Data about app and page elements
- - -

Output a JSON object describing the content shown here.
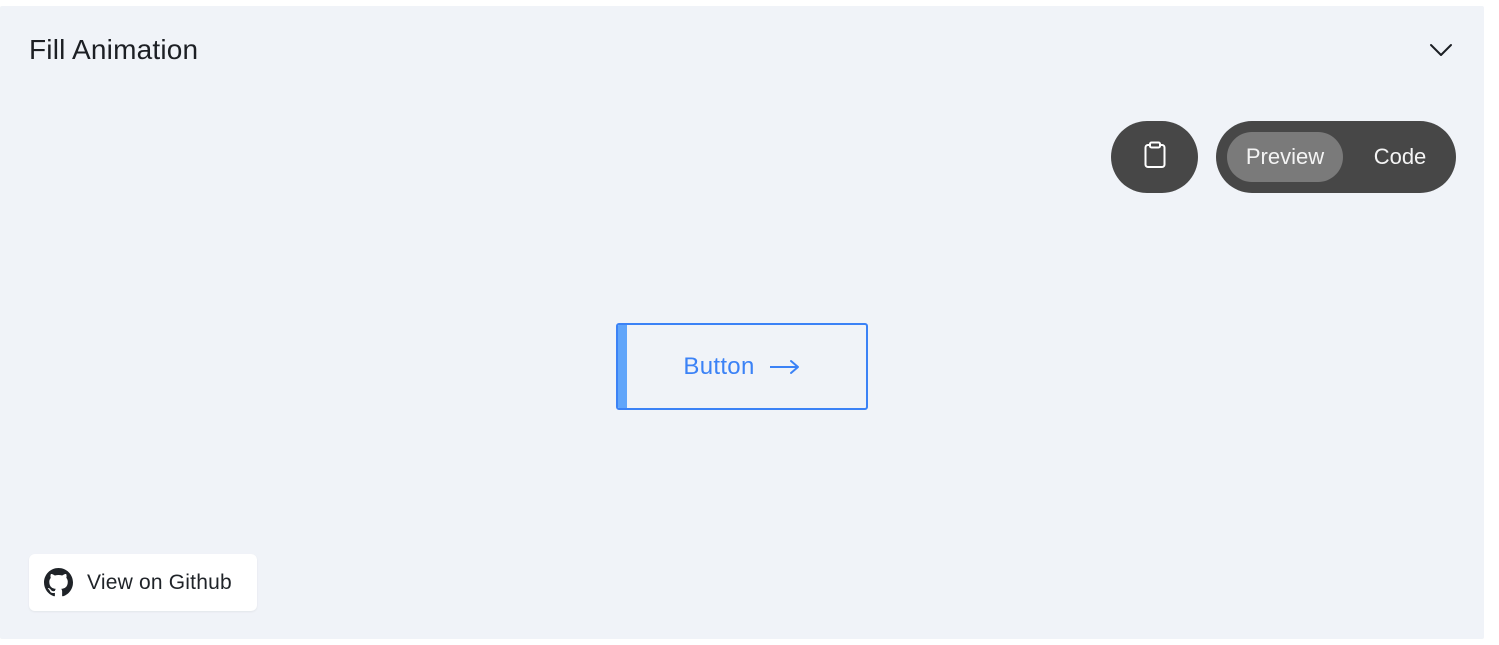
{
  "section": {
    "title": "Fill Animation",
    "collapse_icon": "chevron-down-icon"
  },
  "toolbar": {
    "copy_icon": "clipboard-icon",
    "tabs": [
      {
        "label": "Preview",
        "active": true
      },
      {
        "label": "Code",
        "active": false
      }
    ]
  },
  "demo": {
    "button_label": "Button",
    "arrow_icon": "arrow-right-icon",
    "accent_color": "#3b82f6",
    "fill_color": "#60a5fa"
  },
  "footer": {
    "github_label": "View on Github",
    "github_icon": "github-icon"
  },
  "colors": {
    "panel_background": "#f0f3f8",
    "toolbar_background": "#474747",
    "active_tab_background": "#7a7a7a"
  }
}
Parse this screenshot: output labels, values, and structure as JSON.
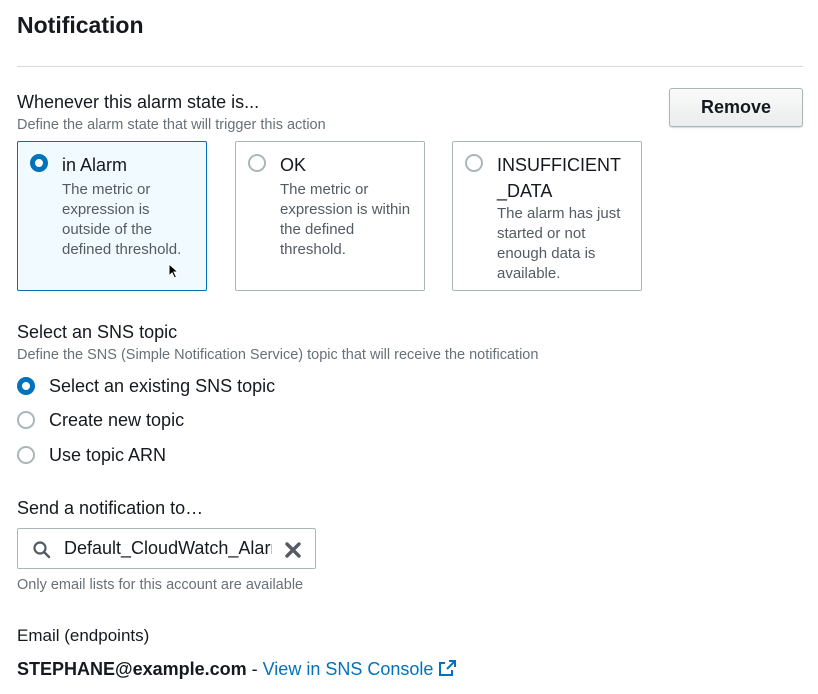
{
  "section": {
    "title": "Notification"
  },
  "remove_button": {
    "label": "Remove"
  },
  "alarm_state": {
    "label": "Whenever this alarm state is...",
    "description": "Define the alarm state that will trigger this action",
    "options": [
      {
        "title": "in Alarm",
        "description": "The metric or expression is outside of the defined threshold.",
        "selected": true
      },
      {
        "title": "OK",
        "description": "The metric or expression is within the defined threshold.",
        "selected": false
      },
      {
        "title": "INSUFFICIENT\n_DATA",
        "description": "The alarm has just started or not enough data is available.",
        "selected": false
      }
    ]
  },
  "sns_topic": {
    "label": "Select an SNS topic",
    "description": "Define the SNS (Simple Notification Service) topic that will receive the notification",
    "options": [
      {
        "label": "Select an existing SNS topic",
        "selected": true
      },
      {
        "label": "Create new topic",
        "selected": false
      },
      {
        "label": "Use topic ARN",
        "selected": false
      }
    ]
  },
  "send_to": {
    "label": "Send a notification to…",
    "search_value": "Default_CloudWatch_Alarms_Topic",
    "hint": "Only email lists for this account are available"
  },
  "endpoints": {
    "label": "Email (endpoints)",
    "email": "STEPHANE@example.com",
    "separator": " - ",
    "link_label": "View in SNS Console"
  },
  "colors": {
    "accent": "#0073bb",
    "selected_card_bg": "#f1faff",
    "muted_text": "#687078"
  },
  "icons": {
    "search": "search-icon",
    "clear": "clear-icon",
    "external_link": "external-link-icon"
  }
}
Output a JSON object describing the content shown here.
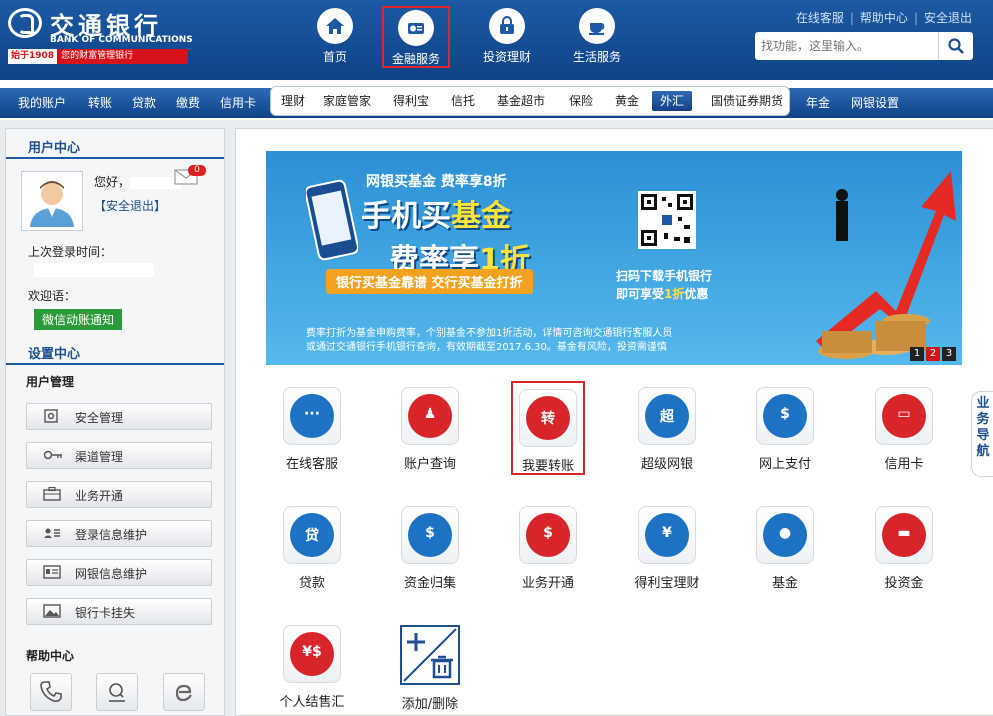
{
  "logo": {
    "cn": "交通银行",
    "en": "BANK OF COMMUNICATIONS",
    "since": "始于1908",
    "slogan": "您的财富管理银行"
  },
  "top_nav": [
    {
      "label": "首页",
      "icon": "home-icon",
      "active": false
    },
    {
      "label": "金融服务",
      "icon": "finance-icon",
      "active": true
    },
    {
      "label": "投资理财",
      "icon": "lock-bag-icon",
      "active": false
    },
    {
      "label": "生活服务",
      "icon": "coffee-icon",
      "active": false
    }
  ],
  "util_links": [
    "在线客服",
    "帮助中心",
    "安全退出"
  ],
  "search": {
    "placeholder": "找功能，这里输入。"
  },
  "main_nav": [
    "我的账户",
    "转账",
    "贷款",
    "缴费",
    "信用卡"
  ],
  "sub_nav": [
    "理财",
    "家庭管家",
    "得利宝",
    "信托",
    "基金超市",
    "保险",
    "黄金",
    "外汇",
    "国债证券期货"
  ],
  "sub_nav_active": "外汇",
  "main_nav_right": [
    "年金",
    "网银设置"
  ],
  "user_center": {
    "title": "用户中心",
    "greeting": "您好，",
    "mail_count": "0",
    "logout": "【安全退出】",
    "last_login_label": "上次登录时间：",
    "welcome_label": "欢迎语：",
    "wechat_btn": "微信动账通知"
  },
  "settings": {
    "title": "设置中心",
    "user_mgmt": "用户管理",
    "items": [
      {
        "label": "安全管理",
        "icon": "safe-icon"
      },
      {
        "label": "渠道管理",
        "icon": "key-icon"
      },
      {
        "label": "业务开通",
        "icon": "briefcase-icon"
      },
      {
        "label": "登录信息维护",
        "icon": "user-card-icon"
      },
      {
        "label": "网银信息维护",
        "icon": "id-card-icon"
      },
      {
        "label": "银行卡挂失",
        "icon": "card-image-icon"
      }
    ],
    "help_title": "帮助中心"
  },
  "banner": {
    "line1": "网银买基金  费率享8折",
    "line2a": "手机买",
    "line2b": "基金",
    "line2c": "费率享",
    "line2d": "1折",
    "line3": "银行买基金靠谱  交行买基金打折",
    "scan1": "扫码下载手机银行",
    "scan2a": "即可享受",
    "scan2b": "1折",
    "scan2c": "优惠",
    "note1": "费率打折为基金申购费率，个别基金不参加1折活动，详情可咨询交通银行客服人员",
    "note2": "或通过交通银行手机银行查询，有效期截至2017.6.30。基金有风险，投资需谨慎",
    "pages": [
      "1",
      "2",
      "3"
    ],
    "current_page": "2"
  },
  "services": [
    {
      "name": "在线客服",
      "glyph": "···",
      "color": "#1e72c4"
    },
    {
      "name": "账户查询",
      "glyph": "♟",
      "color": "#d8242b"
    },
    {
      "name": "我要转账",
      "glyph": "转",
      "color": "#d8242b",
      "active": true
    },
    {
      "name": "超级网银",
      "glyph": "超",
      "color": "#1e72c4"
    },
    {
      "name": "网上支付",
      "glyph": "$",
      "color": "#1e72c4"
    },
    {
      "name": "信用卡",
      "glyph": "▭",
      "color": "#d8242b"
    },
    {
      "name": "贷款",
      "glyph": "贷",
      "color": "#1e72c4"
    },
    {
      "name": "资金归集",
      "glyph": "$",
      "color": "#1e72c4"
    },
    {
      "name": "业务开通",
      "glyph": "$",
      "color": "#d8242b"
    },
    {
      "name": "得利宝理财",
      "glyph": "¥",
      "color": "#1e72c4"
    },
    {
      "name": "基金",
      "glyph": "●",
      "color": "#1e72c4"
    },
    {
      "name": "投资金",
      "glyph": "▬",
      "color": "#d8242b"
    },
    {
      "name": "个人结售汇",
      "glyph": "¥$",
      "color": "#d8242b"
    },
    {
      "name": "添加/删除",
      "glyph": "",
      "color": "#ffffff"
    }
  ],
  "side_tab": "业务导航"
}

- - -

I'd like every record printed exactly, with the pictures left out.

Output a JSON object describing the content shown here.
{
  "section": {
    "title": "Fill Animation",
    "collapse_icon": "chevron-down-icon"
  },
  "toolbar": {
    "copy_icon": "clipboard-icon",
    "tabs": [
      {
        "label": "Preview",
        "active": true
      },
      {
        "label": "Code",
        "active": false
      }
    ]
  },
  "demo": {
    "button_label": "Button",
    "arrow_icon": "arrow-right-icon",
    "accent_color": "#3b82f6",
    "fill_color": "#60a5fa"
  },
  "footer": {
    "github_label": "View on Github",
    "github_icon": "github-icon"
  },
  "colors": {
    "panel_background": "#f0f3f8",
    "toolbar_background": "#474747",
    "active_tab_background": "#7a7a7a"
  }
}
Parse this screenshot: output labels, values, and structure as JSON.
{
  "section": {
    "title": "Notification"
  },
  "remove_button": {
    "label": "Remove"
  },
  "alarm_state": {
    "label": "Whenever this alarm state is...",
    "description": "Define the alarm state that will trigger this action",
    "options": [
      {
        "title": "in Alarm",
        "description": "The metric or expression is outside of the defined threshold.",
        "selected": true
      },
      {
        "title": "OK",
        "description": "The metric or expression is within the defined threshold.",
        "selected": false
      },
      {
        "title": "INSUFFICIENT\n_DATA",
        "description": "The alarm has just started or not enough data is available.",
        "selected": false
      }
    ]
  },
  "sns_topic": {
    "label": "Select an SNS topic",
    "description": "Define the SNS (Simple Notification Service) topic that will receive the notification",
    "options": [
      {
        "label": "Select an existing SNS topic",
        "selected": true
      },
      {
        "label": "Create new topic",
        "selected": false
      },
      {
        "label": "Use topic ARN",
        "selected": false
      }
    ]
  },
  "send_to": {
    "label": "Send a notification to…",
    "search_value": "Default_CloudWatch_Alarms_Topic",
    "hint": "Only email lists for this account are available"
  },
  "endpoints": {
    "label": "Email (endpoints)",
    "email": "STEPHANE@example.com",
    "separator": " - ",
    "link_label": "View in SNS Console"
  },
  "colors": {
    "accent": "#0073bb",
    "selected_card_bg": "#f1faff",
    "muted_text": "#687078"
  },
  "icons": {
    "search": "search-icon",
    "clear": "clear-icon",
    "external_link": "external-link-icon"
  }
}
Output a JSON object describing the content shown here.
{
  "logo": {
    "cn": "交通银行",
    "en": "BANK OF COMMUNICATIONS",
    "since": "始于1908",
    "slogan": "您的财富管理银行"
  },
  "top_nav": [
    {
      "label": "首页",
      "icon": "home-icon",
      "active": false
    },
    {
      "label": "金融服务",
      "icon": "finance-icon",
      "active": true
    },
    {
      "label": "投资理财",
      "icon": "lock-bag-icon",
      "active": false
    },
    {
      "label": "生活服务",
      "icon": "coffee-icon",
      "active": false
    }
  ],
  "util_links": [
    "在线客服",
    "帮助中心",
    "安全退出"
  ],
  "search": {
    "placeholder": "找功能，这里输入。"
  },
  "main_nav": [
    "我的账户",
    "转账",
    "贷款",
    "缴费",
    "信用卡"
  ],
  "sub_nav": [
    "理财",
    "家庭管家",
    "得利宝",
    "信托",
    "基金超市",
    "保险",
    "黄金",
    "外汇",
    "国债证券期货"
  ],
  "sub_nav_active": "外汇",
  "main_nav_right": [
    "年金",
    "网银设置"
  ],
  "user_center": {
    "title": "用户中心",
    "greeting": "您好，",
    "mail_count": "0",
    "logout": "【安全退出】",
    "last_login_label": "上次登录时间：",
    "welcome_label": "欢迎语：",
    "wechat_btn": "微信动账通知"
  },
  "settings": {
    "title": "设置中心",
    "user_mgmt": "用户管理",
    "items": [
      {
        "label": "安全管理",
        "icon": "safe-icon"
      },
      {
        "label": "渠道管理",
        "icon": "key-icon"
      },
      {
        "label": "业务开通",
        "icon": "briefcase-icon"
      },
      {
        "label": "登录信息维护",
        "icon": "user-card-icon"
      },
      {
        "label": "网银信息维护",
        "icon": "id-card-icon"
      },
      {
        "label": "银行卡挂失",
        "icon": "card-image-icon"
      }
    ],
    "help_title": "帮助中心"
  },
  "banner": {
    "line1": "网银买基金  费率享8折",
    "line2a": "手机买",
    "line2b": "基金",
    "line2c": "费率享",
    "line2d": "1折",
    "line3": "银行买基金靠谱  交行买基金打折",
    "scan1": "扫码下载手机银行",
    "scan2a": "即可享受",
    "scan2b": "1折",
    "scan2c": "优惠",
    "note1": "费率打折为基金申购费率，个别基金不参加1折活动，详情可咨询交通银行客服人员",
    "note2": "或通过交通银行手机银行查询，有效期截至2017.6.30。基金有风险，投资需谨慎",
    "pages": [
      "1",
      "2",
      "3"
    ],
    "current_page": "2"
  },
  "services": [
    {
      "name": "在线客服",
      "glyph": "···",
      "color": "#1e72c4"
    },
    {
      "name": "账户查询",
      "glyph": "♟",
      "color": "#d8242b"
    },
    {
      "name": "我要转账",
      "glyph": "转",
      "color": "#d8242b",
      "active": true
    },
    {
      "name": "超级网银",
      "glyph": "超",
      "color": "#1e72c4"
    },
    {
      "name": "网上支付",
      "glyph": "$",
      "color": "#1e72c4"
    },
    {
      "name": "信用卡",
      "glyph": "▭",
      "color": "#d8242b"
    },
    {
      "name": "贷款",
      "glyph": "贷",
      "color": "#1e72c4"
    },
    {
      "name": "资金归集",
      "glyph": "$",
      "color": "#1e72c4"
    },
    {
      "name": "业务开通",
      "glyph": "$",
      "color": "#d8242b"
    },
    {
      "name": "得利宝理财",
      "glyph": "¥",
      "color": "#1e72c4"
    },
    {
      "name": "基金",
      "glyph": "●",
      "color": "#1e72c4"
    },
    {
      "name": "投资金",
      "glyph": "▬",
      "color": "#d8242b"
    },
    {
      "name": "个人结售汇",
      "glyph": "¥$",
      "color": "#d8242b"
    },
    {
      "name": "添加/删除",
      "glyph": "",
      "color": "#ffffff"
    }
  ],
  "side_tab": "业务导航"
}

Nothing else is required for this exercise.